───── DATA FOR REVIEW ─────
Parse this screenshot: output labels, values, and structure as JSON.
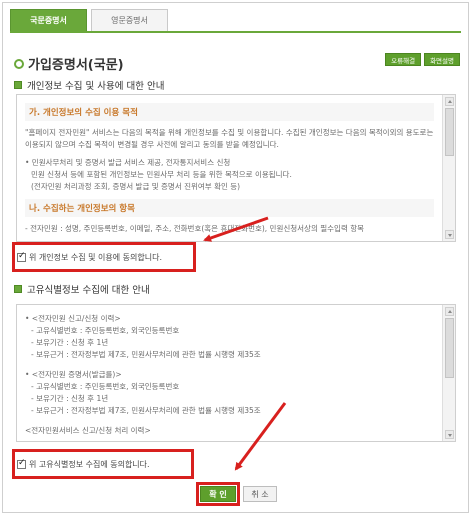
{
  "tabs": [
    {
      "label": "국문증명서",
      "active": true
    },
    {
      "label": "영문증명서",
      "active": false
    }
  ],
  "page": {
    "title": "가입증명서(국문)",
    "buttons": [
      "오류해결",
      "화면설명"
    ]
  },
  "section1": {
    "heading": "개인정보 수집 및 사용에 대한 안내",
    "sub_a": "가. 개인정보의 수집 이용 목적",
    "para_a": "\"홈페이지 전자민원\" 서비스는 다음의 목적을 위해 개인정보를 수집 및 이용합니다. 수집된 개인정보는 다음의 목적이외의 용도로는 이용되지 않으며 수집 목적이 변경될 경우 사전에 알리고 동의를 받을 예정입니다.",
    "para_b1": "• 민원사무처리 및 증명서 발급 서비스 제공, 전자통지서비스 신청",
    "para_b2": "민원 신청서 등에 포함된 개인정보는 민원사무 처리 등을 위한 목적으로 이용됩니다.",
    "para_b3": "(전자민원 처리과정 조회, 증명서 발급 및 증명서 진위여부 확인 등)",
    "sub_b": "나. 수집하는 개인정보의 항목",
    "faded_line": "- 전자민원 : 성명, 주민등록번호, 이메일, 주소, 전화번호(혹은 휴대전화번호), 민원신청서상의 필수입력 항목",
    "agree_label": "위 개인정보 수집 및 이용에 동의합니다.",
    "agree_checked": true
  },
  "section2": {
    "heading": "고유식별정보 수집에 대한 안내",
    "lines_a": [
      "• <전자민원 신고/신청 이력>",
      "- 고유식별번호 : 주민등록번호, 외국인등록번호",
      "- 보유기간 : 신청 후 1년",
      "- 보유근거 : 전자정부법 제7조, 민원사무처리에 관한 법률 시행령 제35조"
    ],
    "lines_b": [
      "• <전자민원 증명서(발급를)>",
      "- 고유식별번호 : 주민등록번호, 외국인등록번호",
      "- 보유기간 : 신청 후 1년",
      "- 보유근거 : 전자정부법 제7조, 민원사무처리에 관한 법률 시행령 제35조"
    ],
    "faded_line": "<전자민원서비스 신고/신청 처리 이력>",
    "agree_label": "위 고유식별정보 수집에 동의합니다.",
    "agree_checked": true
  },
  "actions": {
    "confirm": "확 인",
    "cancel": "취 소"
  },
  "colors": {
    "accent_green": "#6aa83a",
    "highlight_red": "#d8201e",
    "subheading_orange": "#c8782a"
  }
}
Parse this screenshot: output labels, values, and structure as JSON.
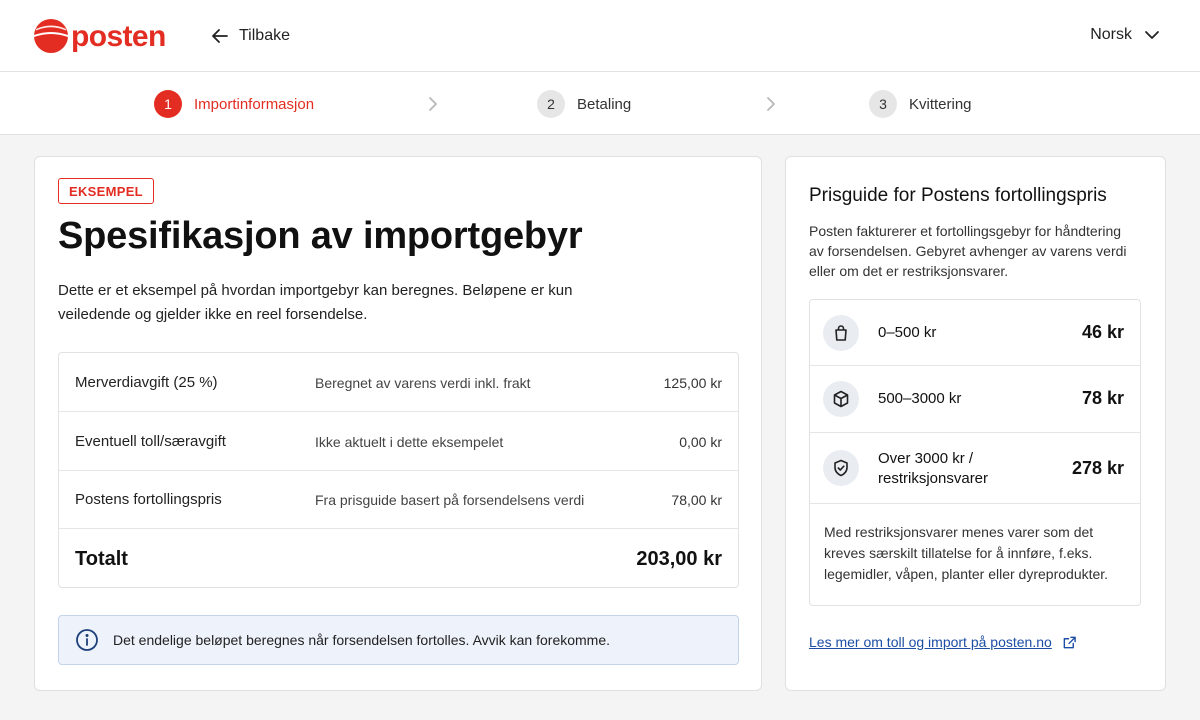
{
  "header": {
    "logo_text": "posten",
    "back_label": "Tilbake",
    "language": "Norsk"
  },
  "stepper": {
    "steps": [
      {
        "number": "1",
        "label": "Importinformasjon",
        "state": "active"
      },
      {
        "number": "2",
        "label": "Betaling",
        "state": "inactive"
      },
      {
        "number": "3",
        "label": "Kvittering",
        "state": "inactive"
      }
    ]
  },
  "main": {
    "badge": "EKSEMPEL",
    "title": "Spesifikasjon av importgebyr",
    "intro": "Dette er et eksempel på hvordan importgebyr kan beregnes. Beløpene er kun veiledende og gjelder ikke en reel forsendelse.",
    "rows": [
      {
        "label": "Merverdiavgift (25 %)",
        "description": "Beregnet av varens verdi inkl. frakt",
        "amount": "125,00 kr"
      },
      {
        "label": "Eventuell toll/særavgift",
        "description": "Ikke aktuelt i dette eksempelet",
        "amount": "0,00 kr"
      },
      {
        "label": "Postens fortollingspris",
        "description": "Fra prisguide basert på forsendelsens verdi",
        "amount": "78,00 kr"
      }
    ],
    "total": {
      "label": "Totalt",
      "amount": "203,00 kr"
    },
    "info": "Det endelige beløpet beregnes når forsendelsen fortolles. Avvik kan forekomme."
  },
  "side": {
    "title": "Prisguide for Postens fortollingspris",
    "description": "Posten fakturerer et fortollingsgebyr for håndtering av forsendelsen. Gebyret avhenger av varens verdi eller om det er restriksjonsvarer.",
    "tiers": [
      {
        "icon": "shopping-bag-icon",
        "range": "0–500 kr",
        "price": "46 kr"
      },
      {
        "icon": "package-box-icon",
        "range": "500–3000 kr",
        "price": "78 kr"
      },
      {
        "icon": "shield-check-icon",
        "range_line1": "Over 3000 kr /",
        "range_line2": "restriksjonsvarer",
        "price": "278 kr"
      }
    ],
    "note": "Med restriksjonsvarer menes varer som det kreves særskilt tillatelse for å innføre, f.eks. legemidler, våpen, planter eller dyreprodukter.",
    "link": "Les mer om toll og import på posten.no"
  },
  "colors": {
    "brand_red": "#e32d22",
    "link_blue": "#1d4ea5",
    "info_bg": "#edf2fb"
  }
}
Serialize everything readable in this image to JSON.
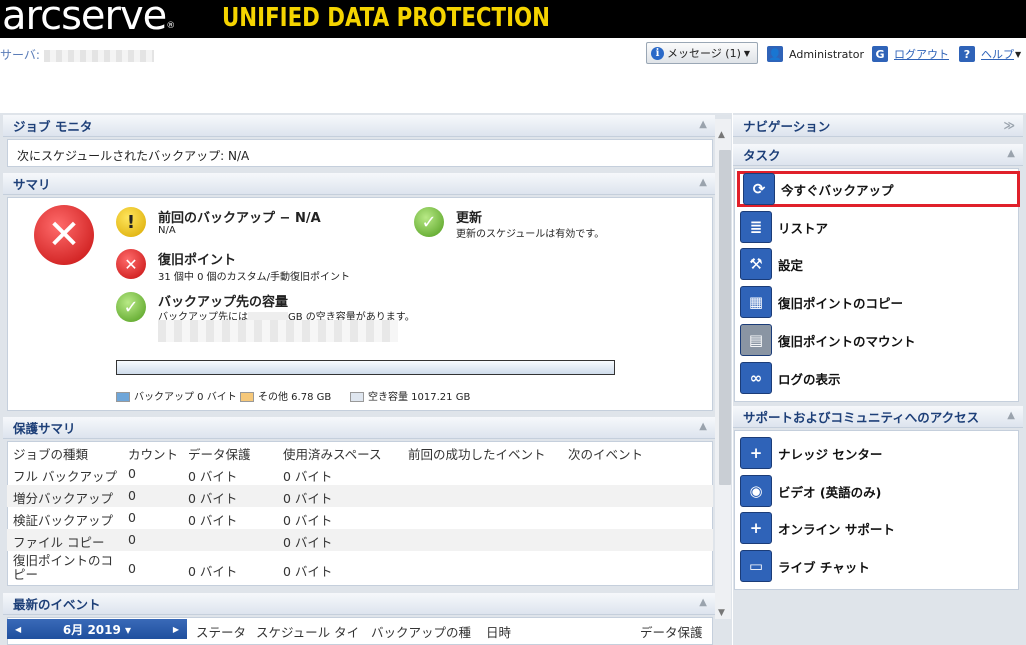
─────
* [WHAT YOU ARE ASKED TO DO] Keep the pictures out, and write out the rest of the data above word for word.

* [RESULT]
Parse this screenshot: output labels, values, and structure as JSON.
{
  "tabs": [
    {
      "label": "국문증명서",
      "active": true
    },
    {
      "label": "영문증명서",
      "active": false
    }
  ],
  "page": {
    "title": "가입증명서(국문)",
    "buttons": [
      "오류해결",
      "화면설명"
    ]
  },
  "section1": {
    "heading": "개인정보 수집 및 사용에 대한 안내",
    "sub_a": "가. 개인정보의 수집 이용 목적",
    "para_a": "\"홈페이지 전자민원\" 서비스는 다음의 목적을 위해 개인정보를 수집 및 이용합니다. 수집된 개인정보는 다음의 목적이외의 용도로는 이용되지 않으며 수집 목적이 변경될 경우 사전에 알리고 동의를 받을 예정입니다.",
    "para_b1": "• 민원사무처리 및 증명서 발급 서비스 제공, 전자통지서비스 신청",
    "para_b2": "민원 신청서 등에 포함된 개인정보는 민원사무 처리 등을 위한 목적으로 이용됩니다.",
    "para_b3": "(전자민원 처리과정 조회, 증명서 발급 및 증명서 진위여부 확인 등)",
    "sub_b": "나. 수집하는 개인정보의 항목",
    "faded_line": "- 전자민원 : 성명, 주민등록번호, 이메일, 주소, 전화번호(혹은 휴대전화번호), 민원신청서상의 필수입력 항목",
    "agree_label": "위 개인정보 수집 및 이용에 동의합니다.",
    "agree_checked": true
  },
  "section2": {
    "heading": "고유식별정보 수집에 대한 안내",
    "lines_a": [
      "• <전자민원 신고/신청 이력>",
      "- 고유식별번호 : 주민등록번호, 외국인등록번호",
      "- 보유기간 : 신청 후 1년",
      "- 보유근거 : 전자정부법 제7조, 민원사무처리에 관한 법률 시행령 제35조"
    ],
    "lines_b": [
      "• <전자민원 증명서(발급를)>",
      "- 고유식별번호 : 주민등록번호, 외국인등록번호",
      "- 보유기간 : 신청 후 1년",
      "- 보유근거 : 전자정부법 제7조, 민원사무처리에 관한 법률 시행령 제35조"
    ],
    "faded_line": "<전자민원서비스 신고/신청 처리 이력>",
    "agree_label": "위 고유식별정보 수집에 동의합니다.",
    "agree_checked": true
  },
  "actions": {
    "confirm": "확 인",
    "cancel": "취 소"
  },
  "colors": {
    "accent_green": "#6aa83a",
    "highlight_red": "#d8201e",
    "subheading_orange": "#c8782a"
  }
}
Parse this screenshot: output labels, values, and structure as JSON.
{
  "header": {
    "logo_text": "posten",
    "back_label": "Tilbake",
    "language": "Norsk"
  },
  "stepper": {
    "steps": [
      {
        "number": "1",
        "label": "Importinformasjon",
        "state": "active"
      },
      {
        "number": "2",
        "label": "Betaling",
        "state": "inactive"
      },
      {
        "number": "3",
        "label": "Kvittering",
        "state": "inactive"
      }
    ]
  },
  "main": {
    "badge": "EKSEMPEL",
    "title": "Spesifikasjon av importgebyr",
    "intro": "Dette er et eksempel på hvordan importgebyr kan beregnes. Beløpene er kun veiledende og gjelder ikke en reel forsendelse.",
    "rows": [
      {
        "label": "Merverdiavgift (25 %)",
        "description": "Beregnet av varens verdi inkl. frakt",
        "amount": "125,00 kr"
      },
      {
        "label": "Eventuell toll/særavgift",
        "description": "Ikke aktuelt i dette eksempelet",
        "amount": "0,00 kr"
      },
      {
        "label": "Postens fortollingspris",
        "description": "Fra prisguide basert på forsendelsens verdi",
        "amount": "78,00 kr"
      }
    ],
    "total": {
      "label": "Totalt",
      "amount": "203,00 kr"
    },
    "info": "Det endelige beløpet beregnes når forsendelsen fortolles. Avvik kan forekomme."
  },
  "side": {
    "title": "Prisguide for Postens fortollingspris",
    "description": "Posten fakturerer et fortollingsgebyr for håndtering av forsendelsen. Gebyret avhenger av varens verdi eller om det er restriksjonsvarer.",
    "tiers": [
      {
        "icon": "shopping-bag-icon",
        "range": "0–500 kr",
        "price": "46 kr"
      },
      {
        "icon": "package-box-icon",
        "range": "500–3000 kr",
        "price": "78 kr"
      },
      {
        "icon": "shield-check-icon",
        "range_line1": "Over 3000 kr /",
        "range_line2": "restriksjonsvarer",
        "price": "278 kr"
      }
    ],
    "note": "Med restriksjonsvarer menes varer som det kreves særskilt tillatelse for å innføre, f.eks. legemidler, våpen, planter eller dyreprodukter.",
    "link": "Les mer om toll og import på posten.no"
  },
  "colors": {
    "brand_red": "#e32d22",
    "link_blue": "#1d4ea5",
    "info_bg": "#edf2fb"
  }
}
Serialize everything readable in this image to JSON.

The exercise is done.